HM Chief Inspector of Prisons for Scotland Brigadier Hugh Monro told the
evidence was needed in terms of the risk of releasing sex offenders into the community.
Brigadier Monro said : "We are releasing I think, in the previous 12 months, I think somewhere around 150 sex offenders directly from closed conditions not having been tested under open conditions.
"Now I don't know whether this is right or wrong,what I am saying is we need some evidence and some help in this matter."
The chief inspector was giving evidence on his
HM Chief Inspector of Prisons for Scotland Annual Report 2011-12
on 20 November 2012.
He welcomed the creation of a draft strategy for managing sex offenders sent to Dumfries prison, being compiled by the Scottish Prison Service.

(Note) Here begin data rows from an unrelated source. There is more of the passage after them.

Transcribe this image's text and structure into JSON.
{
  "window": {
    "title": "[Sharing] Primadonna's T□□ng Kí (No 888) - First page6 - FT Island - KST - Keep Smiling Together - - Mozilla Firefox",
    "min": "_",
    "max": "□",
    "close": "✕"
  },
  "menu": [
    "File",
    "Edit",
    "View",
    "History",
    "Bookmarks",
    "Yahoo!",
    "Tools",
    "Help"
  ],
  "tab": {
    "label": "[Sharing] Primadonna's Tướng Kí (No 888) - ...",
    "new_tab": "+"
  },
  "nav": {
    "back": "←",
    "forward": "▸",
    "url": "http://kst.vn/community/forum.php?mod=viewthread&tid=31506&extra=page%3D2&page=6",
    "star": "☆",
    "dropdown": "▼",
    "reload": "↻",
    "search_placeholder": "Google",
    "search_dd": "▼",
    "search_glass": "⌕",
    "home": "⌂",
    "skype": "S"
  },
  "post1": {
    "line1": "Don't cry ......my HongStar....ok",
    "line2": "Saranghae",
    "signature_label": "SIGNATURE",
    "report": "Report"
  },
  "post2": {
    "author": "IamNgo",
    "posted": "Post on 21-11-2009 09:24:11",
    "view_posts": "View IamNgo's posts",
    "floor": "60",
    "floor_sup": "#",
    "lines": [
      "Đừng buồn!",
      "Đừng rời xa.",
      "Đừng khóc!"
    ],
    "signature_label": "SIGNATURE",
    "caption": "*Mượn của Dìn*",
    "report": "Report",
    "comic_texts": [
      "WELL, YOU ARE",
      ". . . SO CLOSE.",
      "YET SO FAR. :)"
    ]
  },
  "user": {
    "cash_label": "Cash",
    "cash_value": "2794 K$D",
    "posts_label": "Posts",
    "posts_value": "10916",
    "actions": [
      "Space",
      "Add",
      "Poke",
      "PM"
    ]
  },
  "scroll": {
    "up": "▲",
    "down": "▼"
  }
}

Brigadier Monro also criticised the "so called back cells" at Cornton Vale prison where women were segregated, which he described as "utterly, utterly shocking and quite horrible".
He said there was now a new unit but questioned why it took three years to build it, as "a morning in those cells was too long".
The chief inspector also called for better training of staff to allow them to take on a mentoring role for prisoners and improve rehabilitation and for prisons to have better family contact centres that gave more than an "arm and a cup of coffee" but addressed family issues like dyslexia.
The report calls for more work in jails to 'cut reoffending' and states that prisoners needed access to purposeful activities.
It says: "If prisoners, including those untried or un-sentenced prisoners on remand, are not participating in purposeful activities during the day, there is much less likelihood of them being prepared for release back in to the community.
"If Scotland is to reduce re-offending, then prisoners need as much access to purposeful activities as possible."
His report came as figures were published showing re-offending rates in Scotland have fallen to a 13-year low.